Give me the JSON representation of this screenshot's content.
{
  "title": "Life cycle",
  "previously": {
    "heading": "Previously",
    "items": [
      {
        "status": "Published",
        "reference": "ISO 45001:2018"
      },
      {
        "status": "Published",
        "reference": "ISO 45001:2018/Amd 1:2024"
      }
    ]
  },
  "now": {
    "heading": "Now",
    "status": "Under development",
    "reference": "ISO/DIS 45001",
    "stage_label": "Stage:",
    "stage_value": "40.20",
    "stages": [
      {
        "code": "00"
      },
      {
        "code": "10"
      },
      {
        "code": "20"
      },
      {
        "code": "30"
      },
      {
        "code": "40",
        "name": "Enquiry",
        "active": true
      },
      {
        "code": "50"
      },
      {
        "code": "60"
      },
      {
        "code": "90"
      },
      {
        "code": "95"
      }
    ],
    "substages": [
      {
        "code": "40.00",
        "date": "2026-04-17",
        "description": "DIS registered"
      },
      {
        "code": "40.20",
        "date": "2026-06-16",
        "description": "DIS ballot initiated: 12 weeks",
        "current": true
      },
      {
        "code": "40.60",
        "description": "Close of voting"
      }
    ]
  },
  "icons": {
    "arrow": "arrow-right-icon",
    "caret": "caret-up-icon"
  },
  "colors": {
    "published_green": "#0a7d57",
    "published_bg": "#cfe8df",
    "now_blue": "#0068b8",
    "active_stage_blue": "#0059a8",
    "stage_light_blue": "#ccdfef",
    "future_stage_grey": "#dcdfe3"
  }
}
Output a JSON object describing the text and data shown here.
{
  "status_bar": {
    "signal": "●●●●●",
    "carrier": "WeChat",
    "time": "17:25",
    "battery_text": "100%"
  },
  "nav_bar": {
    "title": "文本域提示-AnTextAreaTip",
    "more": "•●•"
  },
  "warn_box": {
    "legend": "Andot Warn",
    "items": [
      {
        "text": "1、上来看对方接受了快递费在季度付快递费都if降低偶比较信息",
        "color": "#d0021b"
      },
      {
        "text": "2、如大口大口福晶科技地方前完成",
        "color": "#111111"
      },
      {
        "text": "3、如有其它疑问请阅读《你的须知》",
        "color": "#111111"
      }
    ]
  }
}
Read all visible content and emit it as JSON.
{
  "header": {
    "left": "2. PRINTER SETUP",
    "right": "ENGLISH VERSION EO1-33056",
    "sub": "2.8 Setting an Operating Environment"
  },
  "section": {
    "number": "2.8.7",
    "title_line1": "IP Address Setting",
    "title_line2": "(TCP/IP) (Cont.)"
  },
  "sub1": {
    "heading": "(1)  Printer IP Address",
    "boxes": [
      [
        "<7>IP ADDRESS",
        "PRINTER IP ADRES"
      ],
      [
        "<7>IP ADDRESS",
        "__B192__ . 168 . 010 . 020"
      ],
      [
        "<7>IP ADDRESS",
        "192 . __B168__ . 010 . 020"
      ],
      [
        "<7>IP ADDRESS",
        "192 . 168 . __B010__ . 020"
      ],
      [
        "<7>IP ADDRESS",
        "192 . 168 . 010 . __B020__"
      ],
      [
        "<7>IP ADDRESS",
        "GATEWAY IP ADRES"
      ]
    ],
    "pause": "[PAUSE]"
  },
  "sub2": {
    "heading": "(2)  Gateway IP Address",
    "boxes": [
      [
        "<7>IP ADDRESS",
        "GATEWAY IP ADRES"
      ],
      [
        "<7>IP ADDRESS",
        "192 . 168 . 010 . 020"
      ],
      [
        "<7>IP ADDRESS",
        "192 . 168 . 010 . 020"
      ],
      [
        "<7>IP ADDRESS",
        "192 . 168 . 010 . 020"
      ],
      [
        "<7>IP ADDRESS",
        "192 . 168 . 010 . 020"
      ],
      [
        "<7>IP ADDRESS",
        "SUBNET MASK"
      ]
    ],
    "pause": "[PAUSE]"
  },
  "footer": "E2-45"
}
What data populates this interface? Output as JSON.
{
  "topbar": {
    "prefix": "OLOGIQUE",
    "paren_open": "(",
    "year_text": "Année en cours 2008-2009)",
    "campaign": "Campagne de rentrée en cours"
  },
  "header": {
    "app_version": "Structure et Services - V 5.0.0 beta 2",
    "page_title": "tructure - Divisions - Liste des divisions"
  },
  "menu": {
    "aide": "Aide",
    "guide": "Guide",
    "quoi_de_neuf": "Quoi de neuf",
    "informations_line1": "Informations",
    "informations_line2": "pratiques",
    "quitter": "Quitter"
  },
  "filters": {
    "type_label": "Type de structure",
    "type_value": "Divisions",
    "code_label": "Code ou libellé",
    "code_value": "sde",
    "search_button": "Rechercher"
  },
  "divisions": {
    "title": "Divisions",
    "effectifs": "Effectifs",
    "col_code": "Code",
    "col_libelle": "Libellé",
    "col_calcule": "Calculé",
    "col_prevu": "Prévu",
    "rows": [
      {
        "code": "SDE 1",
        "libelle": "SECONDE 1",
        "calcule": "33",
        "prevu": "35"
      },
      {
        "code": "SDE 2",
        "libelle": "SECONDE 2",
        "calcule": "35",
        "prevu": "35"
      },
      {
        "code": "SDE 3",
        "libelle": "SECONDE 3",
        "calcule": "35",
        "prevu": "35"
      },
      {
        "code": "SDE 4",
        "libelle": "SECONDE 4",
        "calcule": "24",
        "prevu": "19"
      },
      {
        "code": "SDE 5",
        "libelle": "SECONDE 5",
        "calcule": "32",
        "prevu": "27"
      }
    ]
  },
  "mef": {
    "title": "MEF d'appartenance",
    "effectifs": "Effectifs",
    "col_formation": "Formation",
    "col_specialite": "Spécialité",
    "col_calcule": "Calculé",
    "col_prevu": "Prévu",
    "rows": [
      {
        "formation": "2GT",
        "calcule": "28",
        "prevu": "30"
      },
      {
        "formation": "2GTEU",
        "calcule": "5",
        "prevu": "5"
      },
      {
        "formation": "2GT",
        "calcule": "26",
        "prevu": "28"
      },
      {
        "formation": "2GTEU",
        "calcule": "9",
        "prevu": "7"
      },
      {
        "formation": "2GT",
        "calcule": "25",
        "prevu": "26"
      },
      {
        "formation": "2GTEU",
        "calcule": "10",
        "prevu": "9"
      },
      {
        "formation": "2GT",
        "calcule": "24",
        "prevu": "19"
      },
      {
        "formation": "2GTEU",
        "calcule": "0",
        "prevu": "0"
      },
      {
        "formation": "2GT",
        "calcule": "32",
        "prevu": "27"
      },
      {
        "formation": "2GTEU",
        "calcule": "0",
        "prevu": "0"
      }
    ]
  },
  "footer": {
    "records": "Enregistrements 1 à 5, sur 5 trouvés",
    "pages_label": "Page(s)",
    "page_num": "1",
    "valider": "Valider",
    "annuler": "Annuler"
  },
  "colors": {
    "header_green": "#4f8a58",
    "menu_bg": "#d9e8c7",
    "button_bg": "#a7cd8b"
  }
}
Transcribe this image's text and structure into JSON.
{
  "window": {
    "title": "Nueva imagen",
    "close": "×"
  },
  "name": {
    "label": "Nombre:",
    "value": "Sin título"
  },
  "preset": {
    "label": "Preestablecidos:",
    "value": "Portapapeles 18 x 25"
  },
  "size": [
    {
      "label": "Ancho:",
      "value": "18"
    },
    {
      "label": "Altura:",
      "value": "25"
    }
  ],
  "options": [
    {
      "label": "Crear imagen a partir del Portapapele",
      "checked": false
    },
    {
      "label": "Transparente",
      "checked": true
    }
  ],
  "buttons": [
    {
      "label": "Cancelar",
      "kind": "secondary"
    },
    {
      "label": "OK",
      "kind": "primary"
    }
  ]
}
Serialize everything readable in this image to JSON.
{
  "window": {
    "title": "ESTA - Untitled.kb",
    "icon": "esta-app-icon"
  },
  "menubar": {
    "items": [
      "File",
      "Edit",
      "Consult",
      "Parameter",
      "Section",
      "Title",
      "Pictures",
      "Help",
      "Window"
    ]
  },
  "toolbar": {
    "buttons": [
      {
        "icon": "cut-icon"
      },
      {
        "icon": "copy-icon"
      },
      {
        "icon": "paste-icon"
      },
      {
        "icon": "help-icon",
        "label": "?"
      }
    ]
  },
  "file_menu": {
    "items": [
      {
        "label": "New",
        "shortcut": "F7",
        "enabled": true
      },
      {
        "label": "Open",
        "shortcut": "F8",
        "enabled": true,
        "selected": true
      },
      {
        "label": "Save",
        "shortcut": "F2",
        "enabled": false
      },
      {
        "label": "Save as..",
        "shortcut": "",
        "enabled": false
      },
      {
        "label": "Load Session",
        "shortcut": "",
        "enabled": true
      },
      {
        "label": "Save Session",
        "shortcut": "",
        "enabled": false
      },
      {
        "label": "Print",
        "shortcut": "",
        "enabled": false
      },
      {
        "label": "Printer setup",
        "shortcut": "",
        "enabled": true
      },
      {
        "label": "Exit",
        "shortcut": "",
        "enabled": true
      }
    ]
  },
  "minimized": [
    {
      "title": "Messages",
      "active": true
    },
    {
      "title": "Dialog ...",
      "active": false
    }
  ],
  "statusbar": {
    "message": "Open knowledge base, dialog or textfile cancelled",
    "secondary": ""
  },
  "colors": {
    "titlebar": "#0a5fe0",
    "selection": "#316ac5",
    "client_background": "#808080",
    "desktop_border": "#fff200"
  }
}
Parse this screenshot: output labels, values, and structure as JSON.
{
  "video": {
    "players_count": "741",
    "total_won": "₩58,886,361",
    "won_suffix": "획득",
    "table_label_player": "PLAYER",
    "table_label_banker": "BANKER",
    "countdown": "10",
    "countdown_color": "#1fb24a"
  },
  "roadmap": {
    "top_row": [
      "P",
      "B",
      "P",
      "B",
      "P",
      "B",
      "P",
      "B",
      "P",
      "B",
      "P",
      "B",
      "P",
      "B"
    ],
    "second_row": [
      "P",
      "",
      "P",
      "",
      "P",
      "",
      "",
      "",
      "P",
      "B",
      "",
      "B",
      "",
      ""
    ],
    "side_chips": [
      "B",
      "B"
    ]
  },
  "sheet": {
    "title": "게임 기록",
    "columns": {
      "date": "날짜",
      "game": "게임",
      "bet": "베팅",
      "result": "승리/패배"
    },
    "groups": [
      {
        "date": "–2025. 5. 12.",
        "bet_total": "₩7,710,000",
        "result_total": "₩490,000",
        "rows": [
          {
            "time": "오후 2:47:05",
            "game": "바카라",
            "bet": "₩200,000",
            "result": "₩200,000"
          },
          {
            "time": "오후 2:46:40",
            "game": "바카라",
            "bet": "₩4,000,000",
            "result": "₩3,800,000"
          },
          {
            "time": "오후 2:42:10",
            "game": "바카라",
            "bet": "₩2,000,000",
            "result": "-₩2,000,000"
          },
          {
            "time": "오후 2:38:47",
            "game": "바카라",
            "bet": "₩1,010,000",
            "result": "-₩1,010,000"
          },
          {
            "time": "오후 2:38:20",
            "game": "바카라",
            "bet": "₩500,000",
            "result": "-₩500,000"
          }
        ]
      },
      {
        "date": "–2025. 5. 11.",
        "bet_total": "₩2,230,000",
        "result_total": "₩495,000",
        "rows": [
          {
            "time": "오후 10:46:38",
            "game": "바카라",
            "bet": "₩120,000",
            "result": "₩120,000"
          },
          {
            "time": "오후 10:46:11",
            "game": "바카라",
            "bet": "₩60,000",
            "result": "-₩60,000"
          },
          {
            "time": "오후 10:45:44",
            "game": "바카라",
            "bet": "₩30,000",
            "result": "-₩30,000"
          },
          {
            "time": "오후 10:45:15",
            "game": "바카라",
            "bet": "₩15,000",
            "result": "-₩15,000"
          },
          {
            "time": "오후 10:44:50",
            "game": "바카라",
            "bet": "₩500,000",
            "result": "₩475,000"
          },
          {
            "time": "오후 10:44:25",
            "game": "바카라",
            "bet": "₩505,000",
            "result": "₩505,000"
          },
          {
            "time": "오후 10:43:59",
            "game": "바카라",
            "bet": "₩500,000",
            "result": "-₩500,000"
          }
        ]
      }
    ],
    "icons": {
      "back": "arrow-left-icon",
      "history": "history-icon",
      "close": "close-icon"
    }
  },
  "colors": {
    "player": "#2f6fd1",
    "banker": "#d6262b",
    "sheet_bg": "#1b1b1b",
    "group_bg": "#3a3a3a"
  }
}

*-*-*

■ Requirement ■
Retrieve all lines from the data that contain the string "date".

■ Response box ■
        "date": "2026-04-17",
        "date": "2026-06-16",
      "date": "날짜",
        "date": "–2025. 5. 12.",
        "date": "–2025. 5. 11.",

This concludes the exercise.